Anyone can become a puddle ducker, all you have to do is build (or get) a puddle duck racer and register her. Registration is FREE and Shorty has tried to keep all other aspects of puddle ducking free, offering free plans and full instructions here on the website and requiring entrance to the world championship be free to any registered puddle ducker and their crew. There are no protected territories and any puddle ducker is welcome to organize events and invite others to go sailing.
We have an open member list, if their email address is listed, that means you can contact them direct for duck related activities.
Want to increase the number of puddle ducks in your local area? One of the things we do is organize "hatch events". This is where people organize a day (or weekend) to get together and build ducks. Sometimes these are very elaborate events on a big scale with 15 or more ducks being built and sometimes they are as simple as having a friend (or two) come over and just try to build what you can, no prior preparation needed. If you are interested in doing a hatch, consider inviting the other local duckers to come help because we really like any excuse to build another boat or help someone else build theirs. :)
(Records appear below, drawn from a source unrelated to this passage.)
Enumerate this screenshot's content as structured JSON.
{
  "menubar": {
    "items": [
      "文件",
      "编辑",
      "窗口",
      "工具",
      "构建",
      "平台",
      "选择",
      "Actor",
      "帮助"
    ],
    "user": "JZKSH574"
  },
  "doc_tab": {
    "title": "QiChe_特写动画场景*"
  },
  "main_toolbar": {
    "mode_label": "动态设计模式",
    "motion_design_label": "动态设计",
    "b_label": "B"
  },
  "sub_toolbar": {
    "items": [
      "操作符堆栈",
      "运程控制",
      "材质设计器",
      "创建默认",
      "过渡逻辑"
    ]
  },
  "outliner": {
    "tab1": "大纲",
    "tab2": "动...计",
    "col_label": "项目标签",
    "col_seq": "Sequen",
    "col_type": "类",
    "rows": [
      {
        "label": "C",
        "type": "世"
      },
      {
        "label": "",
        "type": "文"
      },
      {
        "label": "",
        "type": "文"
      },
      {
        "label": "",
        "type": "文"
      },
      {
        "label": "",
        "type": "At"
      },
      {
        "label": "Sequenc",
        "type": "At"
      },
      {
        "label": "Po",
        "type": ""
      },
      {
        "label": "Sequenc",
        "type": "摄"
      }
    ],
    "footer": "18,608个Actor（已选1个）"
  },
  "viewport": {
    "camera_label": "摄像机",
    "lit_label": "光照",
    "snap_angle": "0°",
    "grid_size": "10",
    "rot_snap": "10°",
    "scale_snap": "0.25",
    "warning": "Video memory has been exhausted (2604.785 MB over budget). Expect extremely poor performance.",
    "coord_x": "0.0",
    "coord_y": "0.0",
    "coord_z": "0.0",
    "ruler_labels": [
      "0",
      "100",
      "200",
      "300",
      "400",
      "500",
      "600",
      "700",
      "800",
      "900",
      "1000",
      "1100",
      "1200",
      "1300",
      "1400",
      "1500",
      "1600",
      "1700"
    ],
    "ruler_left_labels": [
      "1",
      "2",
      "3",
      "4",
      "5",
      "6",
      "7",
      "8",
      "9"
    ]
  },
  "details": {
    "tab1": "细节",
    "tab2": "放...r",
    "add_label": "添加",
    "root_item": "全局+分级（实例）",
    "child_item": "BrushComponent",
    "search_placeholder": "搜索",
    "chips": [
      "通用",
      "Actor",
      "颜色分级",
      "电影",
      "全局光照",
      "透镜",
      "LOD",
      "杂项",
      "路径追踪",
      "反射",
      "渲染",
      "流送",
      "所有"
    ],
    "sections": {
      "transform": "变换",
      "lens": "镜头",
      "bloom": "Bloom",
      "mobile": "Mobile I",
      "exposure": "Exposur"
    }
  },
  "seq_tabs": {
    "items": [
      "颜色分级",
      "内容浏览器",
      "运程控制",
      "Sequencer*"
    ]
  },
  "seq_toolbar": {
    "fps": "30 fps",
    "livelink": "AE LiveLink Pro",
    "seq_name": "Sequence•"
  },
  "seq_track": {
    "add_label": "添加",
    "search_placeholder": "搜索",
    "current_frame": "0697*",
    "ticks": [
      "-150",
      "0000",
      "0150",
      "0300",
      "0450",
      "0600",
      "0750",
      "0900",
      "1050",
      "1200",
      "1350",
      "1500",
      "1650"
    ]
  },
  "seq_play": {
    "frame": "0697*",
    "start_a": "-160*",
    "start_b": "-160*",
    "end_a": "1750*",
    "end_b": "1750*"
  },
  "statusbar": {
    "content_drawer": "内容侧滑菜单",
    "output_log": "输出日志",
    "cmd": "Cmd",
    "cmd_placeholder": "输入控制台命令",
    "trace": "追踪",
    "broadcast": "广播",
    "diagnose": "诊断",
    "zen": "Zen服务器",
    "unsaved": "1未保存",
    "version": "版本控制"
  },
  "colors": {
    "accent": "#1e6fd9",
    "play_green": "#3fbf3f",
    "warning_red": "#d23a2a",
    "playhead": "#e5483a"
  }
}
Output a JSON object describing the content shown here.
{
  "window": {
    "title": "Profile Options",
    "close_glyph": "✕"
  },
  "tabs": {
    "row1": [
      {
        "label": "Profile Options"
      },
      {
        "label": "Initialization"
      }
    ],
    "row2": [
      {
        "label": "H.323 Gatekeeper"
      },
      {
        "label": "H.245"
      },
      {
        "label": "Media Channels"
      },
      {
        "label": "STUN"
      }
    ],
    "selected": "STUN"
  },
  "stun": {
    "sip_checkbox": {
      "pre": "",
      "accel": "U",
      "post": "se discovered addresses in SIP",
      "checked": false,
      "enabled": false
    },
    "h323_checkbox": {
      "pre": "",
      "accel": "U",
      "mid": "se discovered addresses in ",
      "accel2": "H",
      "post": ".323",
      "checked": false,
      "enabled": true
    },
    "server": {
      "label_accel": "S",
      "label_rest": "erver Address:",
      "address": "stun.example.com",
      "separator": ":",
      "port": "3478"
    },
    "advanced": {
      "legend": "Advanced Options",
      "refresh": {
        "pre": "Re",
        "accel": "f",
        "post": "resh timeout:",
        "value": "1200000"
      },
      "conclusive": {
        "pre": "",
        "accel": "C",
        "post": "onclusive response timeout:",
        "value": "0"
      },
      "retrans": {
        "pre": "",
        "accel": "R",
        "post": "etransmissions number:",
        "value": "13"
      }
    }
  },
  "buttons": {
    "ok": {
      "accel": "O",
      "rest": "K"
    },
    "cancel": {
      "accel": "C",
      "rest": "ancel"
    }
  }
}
Handicap Rating: PDRacer, All Rigs PDR D-PN: [140.0]
LOA: Average boat built to 8' long, length depends on side height (see class rules)
Beam: Minimum of 4'
Hull Height: Suggested size is 16" or 18", minimum of 10" required
Sail Area: 50 to 80 sqft commonly used
Weight: Usually around 120 lbs, varies per ducker
Capacity: Hull shape carries 630 lbs (that is when both transoms touch water)
Theoretical Hull Speed: 4.2 mph (3.7 kts) (Hullspeed in kts = SqRt(LWL) X 1.34)
Actual Sailing Speed: Average speed around 3 mph
Maximum Sailing Speed: 9.0 mph
Oarlock Placement: 18" to 30" from stern
Optimum size oars: 6' to 8' long
Minimum functional oars: 54" long
Rowing Speed: 2.5 mph at an easy to pull effort